"Hi my name is Lily and I'm in second grade at Gulf Elementary School and my question is how are hurricanes made?"
Most (not all) tropical systems start off of the Northern Coast of Africa near Cape Verde. The combination between Northern Africa's warm/dry air and Southern Africa's cool/humid air helps create the African Easterly Jet.
The easterly wind helps the warm Atlantic water rise into the atmosphere eventually forming thunderstorms. Tropical systems use warm water as fuel to grow and strengthen, but typically the water needs to be at least 80°F for this to happen.
As this process continues to repeat, the wind helps the storms to rotate and move west through the Atlantic. This would be considered a tropical disturbance.
The winds in the storm start whirling around in a circular motion helping the pressure to drop at the surface.
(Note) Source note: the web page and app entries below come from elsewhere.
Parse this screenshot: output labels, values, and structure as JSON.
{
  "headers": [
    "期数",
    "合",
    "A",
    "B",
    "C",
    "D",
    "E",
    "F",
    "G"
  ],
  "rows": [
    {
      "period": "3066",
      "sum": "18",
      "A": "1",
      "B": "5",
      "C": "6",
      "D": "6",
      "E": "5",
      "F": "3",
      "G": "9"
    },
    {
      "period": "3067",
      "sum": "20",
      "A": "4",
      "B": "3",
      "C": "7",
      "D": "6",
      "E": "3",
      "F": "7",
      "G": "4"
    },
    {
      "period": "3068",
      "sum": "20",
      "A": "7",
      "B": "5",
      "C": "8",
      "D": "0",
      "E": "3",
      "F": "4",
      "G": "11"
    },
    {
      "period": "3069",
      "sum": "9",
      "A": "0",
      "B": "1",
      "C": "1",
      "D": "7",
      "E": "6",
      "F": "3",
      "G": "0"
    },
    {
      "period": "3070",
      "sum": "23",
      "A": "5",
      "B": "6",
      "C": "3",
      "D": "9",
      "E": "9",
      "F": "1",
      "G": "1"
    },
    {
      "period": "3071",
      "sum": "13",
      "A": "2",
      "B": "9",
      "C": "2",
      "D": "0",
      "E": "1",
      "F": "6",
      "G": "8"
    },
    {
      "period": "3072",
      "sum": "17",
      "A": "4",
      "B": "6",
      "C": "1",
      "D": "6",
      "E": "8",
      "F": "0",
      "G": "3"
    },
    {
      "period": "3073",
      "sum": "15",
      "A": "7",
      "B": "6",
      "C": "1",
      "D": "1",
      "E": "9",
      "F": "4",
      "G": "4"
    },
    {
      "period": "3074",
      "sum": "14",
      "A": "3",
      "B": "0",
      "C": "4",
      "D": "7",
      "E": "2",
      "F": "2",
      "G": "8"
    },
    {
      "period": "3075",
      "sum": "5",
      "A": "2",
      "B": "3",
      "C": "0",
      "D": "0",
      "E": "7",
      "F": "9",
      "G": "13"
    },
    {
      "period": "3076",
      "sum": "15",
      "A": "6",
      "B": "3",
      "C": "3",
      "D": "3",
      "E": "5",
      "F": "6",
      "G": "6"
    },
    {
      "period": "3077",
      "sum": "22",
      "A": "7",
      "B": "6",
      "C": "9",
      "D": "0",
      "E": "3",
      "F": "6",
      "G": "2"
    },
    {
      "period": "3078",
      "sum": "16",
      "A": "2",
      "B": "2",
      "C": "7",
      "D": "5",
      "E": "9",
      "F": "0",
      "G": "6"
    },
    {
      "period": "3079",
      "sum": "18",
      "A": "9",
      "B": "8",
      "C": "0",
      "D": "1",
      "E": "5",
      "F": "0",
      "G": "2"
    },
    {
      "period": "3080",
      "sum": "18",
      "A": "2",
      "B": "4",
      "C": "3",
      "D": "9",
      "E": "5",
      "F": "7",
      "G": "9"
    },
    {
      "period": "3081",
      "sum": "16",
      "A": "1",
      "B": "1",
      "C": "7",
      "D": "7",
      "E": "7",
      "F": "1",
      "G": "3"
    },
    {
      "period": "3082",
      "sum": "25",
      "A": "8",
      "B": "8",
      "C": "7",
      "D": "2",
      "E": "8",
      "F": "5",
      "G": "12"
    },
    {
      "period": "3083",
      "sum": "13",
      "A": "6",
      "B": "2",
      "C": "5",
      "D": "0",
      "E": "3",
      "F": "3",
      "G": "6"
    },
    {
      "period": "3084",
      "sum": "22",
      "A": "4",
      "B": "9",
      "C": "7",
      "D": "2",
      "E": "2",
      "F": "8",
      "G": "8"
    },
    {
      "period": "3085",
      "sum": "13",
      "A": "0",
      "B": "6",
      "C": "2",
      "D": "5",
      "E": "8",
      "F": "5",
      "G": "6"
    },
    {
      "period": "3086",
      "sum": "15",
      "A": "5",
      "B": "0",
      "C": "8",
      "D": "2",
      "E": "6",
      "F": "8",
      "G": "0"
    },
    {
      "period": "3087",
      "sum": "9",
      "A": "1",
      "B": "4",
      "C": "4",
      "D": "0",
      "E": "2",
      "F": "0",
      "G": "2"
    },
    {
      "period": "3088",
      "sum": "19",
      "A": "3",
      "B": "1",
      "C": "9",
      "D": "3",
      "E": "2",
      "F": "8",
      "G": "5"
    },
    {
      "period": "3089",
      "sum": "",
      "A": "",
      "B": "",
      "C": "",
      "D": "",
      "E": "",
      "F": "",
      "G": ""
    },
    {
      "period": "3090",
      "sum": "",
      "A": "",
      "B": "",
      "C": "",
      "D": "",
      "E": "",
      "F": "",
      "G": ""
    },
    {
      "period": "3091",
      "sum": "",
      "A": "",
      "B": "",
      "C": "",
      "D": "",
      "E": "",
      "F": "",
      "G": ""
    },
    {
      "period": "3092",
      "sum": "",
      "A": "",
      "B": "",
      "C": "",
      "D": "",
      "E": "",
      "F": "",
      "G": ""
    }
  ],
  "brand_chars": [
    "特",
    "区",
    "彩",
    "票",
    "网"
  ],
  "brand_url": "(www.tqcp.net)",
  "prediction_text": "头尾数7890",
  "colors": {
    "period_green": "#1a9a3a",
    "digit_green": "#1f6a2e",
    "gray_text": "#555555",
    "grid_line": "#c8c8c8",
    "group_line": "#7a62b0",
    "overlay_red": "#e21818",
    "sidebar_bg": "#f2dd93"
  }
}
Once the wind is between 25 to 38 mph, it is now considered a tropical depression.
If the conditions are right, the winds can start to blow faster and begin twisting and turning around the eye. Once the wind speed reaches 39 mph, the storm is now called a tropical storm and it receives a name.
Once the wind speeds reach 74 mph it is now considered a hurricane. Hurricanes are divided into five different categories depending on their wind speed also known as the Saffir–Simpson scale.
💨 Saffir-Simpson Hurricane Wind Scale is a 1-5 rating based on a hurricane's sustained wind speed.
💨 The scale only addresses wind speed & does not take into account storm surge, flooding, or tornadoes.
💨 More: https://t.co/o7A1Fk3hy1
— NWS Mobile (@NWSMobile) May 13, 2021